Anthony Zador and colleagues study how brain circuitry gives rise to complex behavior. Work in the lab is focused on two main areas. First, they ask how the cortex processes sound, how that processing is modulated by attention, and how it is disrupted in neuropsychiatric disorders such as autism. Recently, the lab found that when a rat makes a decision about a sound, the information needed to make the decision is passed to a particular subset of neurons in the auditory cortex whose axons project to a structure called the striatum. In the second major line of work in the Zador lab, they are developing new methods for determining the complete wiring instructions of the mouse brain at single-neuron resolution, which they term the “Connectome.” In contrast to previous methods, which make use of microscopy, these methods exploit high-throughput DNA sequencing. Because the costs of DNA sequencing are plummeting so rapidly, these methods have the potential to yield the complete wiring diagram of an entire brain for just thousands of dollars.
My lab studies how circuitry in the brain gives rise to complex behaviors, one of nature’s great mysteries.

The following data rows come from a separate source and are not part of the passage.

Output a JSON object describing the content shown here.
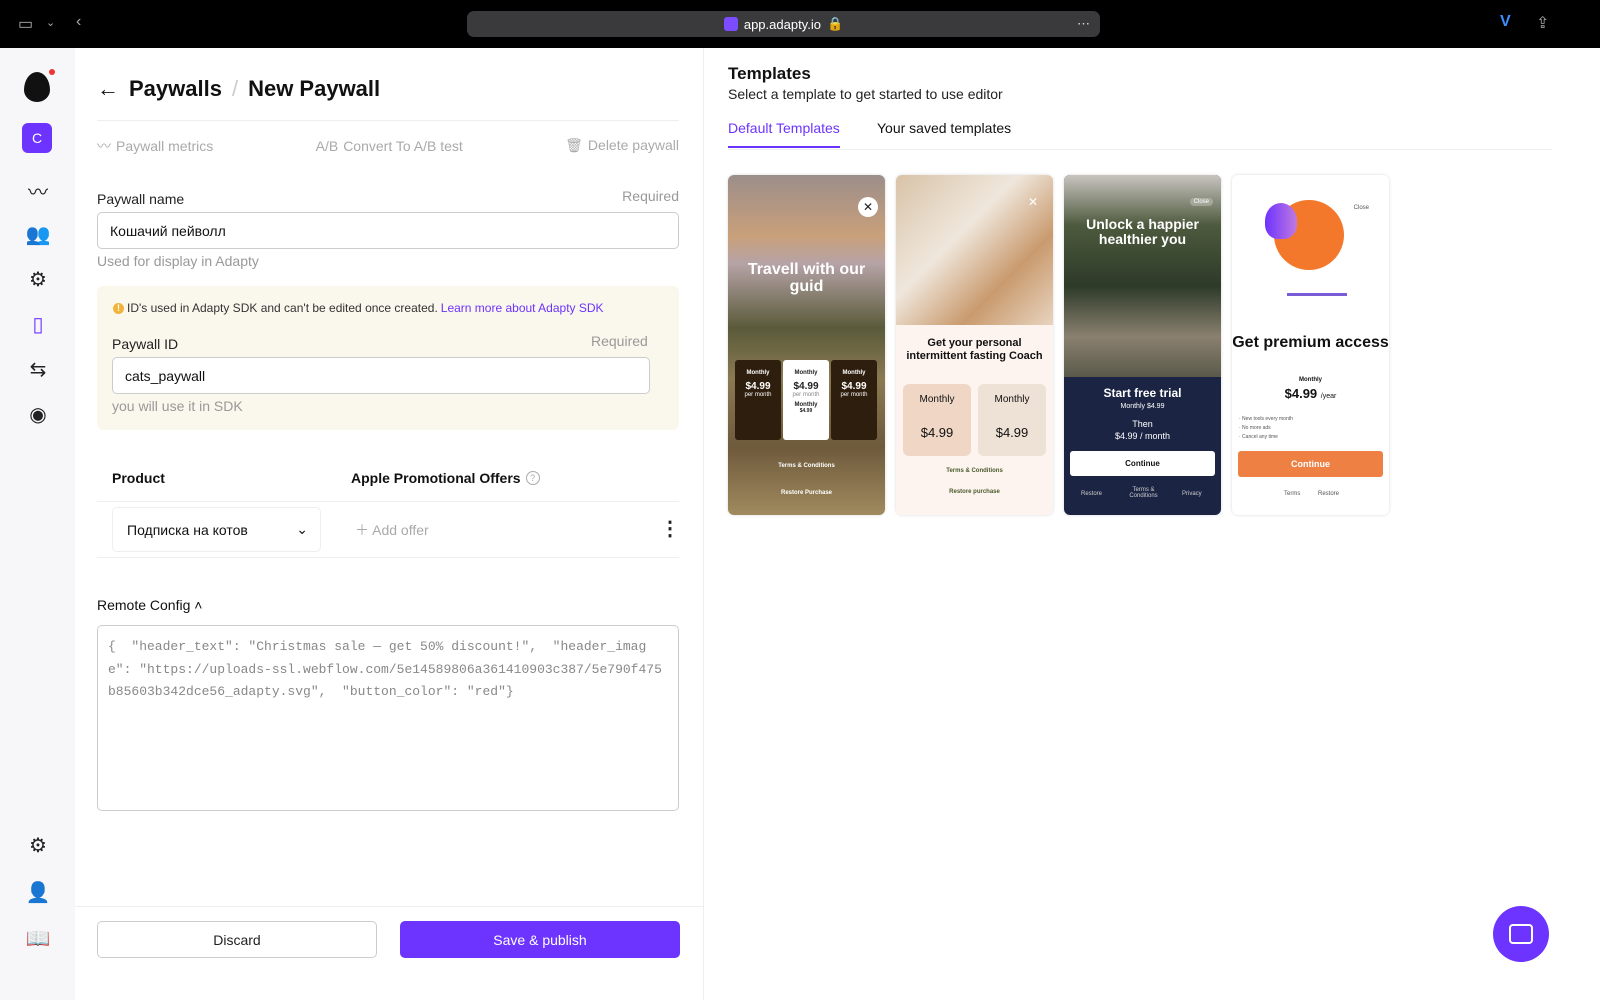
{
  "browser": {
    "url": "app.adapty.io"
  },
  "sidebar": {
    "workspace_initial": "C"
  },
  "header": {
    "back_label": "Paywalls",
    "title": "New Paywall"
  },
  "actions": {
    "metrics": "Paywall metrics",
    "ab_icon": "A/B",
    "convert": "Convert To A/B test",
    "delete": "Delete paywall"
  },
  "form": {
    "name_label": "Paywall name",
    "name_required": "Required",
    "name_value": "Кошачий пейволл",
    "name_hint": "Used for display in Adapty",
    "id_warning": "ID's used in Adapty SDK and can't be edited once created.",
    "id_warning_link": "Learn more about Adapty SDK",
    "id_label": "Paywall ID",
    "id_required": "Required",
    "id_value": "cats_paywall",
    "id_hint": "you will use it in SDK",
    "product_header": "Product",
    "offers_header": "Apple Promotional Offers",
    "product_value": "Подписка на котов",
    "add_offer": "Add offer",
    "remote_config_label": "Remote Config",
    "remote_config_value": "{  \"header_text\": \"Christmas sale — get 50% discount!\",  \"header_image\": \"https://uploads-ssl.webflow.com/5e14589806a361410903c387/5e790f475b85603b342dce56_adapty.svg\",  \"button_color\": \"red\"}"
  },
  "footer": {
    "discard": "Discard",
    "save": "Save & publish"
  },
  "templates": {
    "title": "Templates",
    "subtitle": "Select a template to get started to use editor",
    "tabs": [
      "Default Templates",
      "Your saved templates"
    ],
    "cards": [
      {
        "headline": "Travell with our guid",
        "plans": [
          {
            "label": "Monthly",
            "price": "$4.99",
            "period": "per month"
          },
          {
            "label": "Monthly",
            "price": "$4.99",
            "period": "per month",
            "extra_label": "Monthly",
            "extra_price": "$4.99"
          },
          {
            "label": "Monthly",
            "price": "$4.99",
            "period": "per month"
          }
        ],
        "terms": "Terms & Conditions",
        "restore": "Restore Purchase"
      },
      {
        "headline": "Get your personal intermittent fasting Coach",
        "plans": [
          {
            "label": "Monthly",
            "price": "$4.99"
          },
          {
            "label": "Monthly",
            "price": "$4.99"
          }
        ],
        "terms": "Terms & Conditions",
        "restore": "Restore purchase"
      },
      {
        "close": "Close",
        "headline": "Unlock a happier healthier you",
        "cta_title": "Start free trial",
        "plan": "Monthly  $4.99",
        "then": "Then",
        "then_price": "$4.99 / month",
        "button": "Continue",
        "links": [
          "Restore",
          "Terms & Conditions",
          "Privacy"
        ]
      },
      {
        "close": "Close",
        "headline": "Get premium access",
        "plan": "Monthly",
        "price": "$4.99",
        "period": "/year",
        "features": [
          "· New tools every month",
          "· No more ads",
          "· Cancel any time"
        ],
        "button": "Continue",
        "links": [
          "Terms",
          "Restore"
        ]
      }
    ]
  }
}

We study how the auditory cortex processes sound, and how this is interrupted in autism. We also seek to obtain a wiring diagram of the mouse brain at the resolution of individual neurons. Our unusual approach exploits cheap and rapid “next-gen” gene sequencing technology.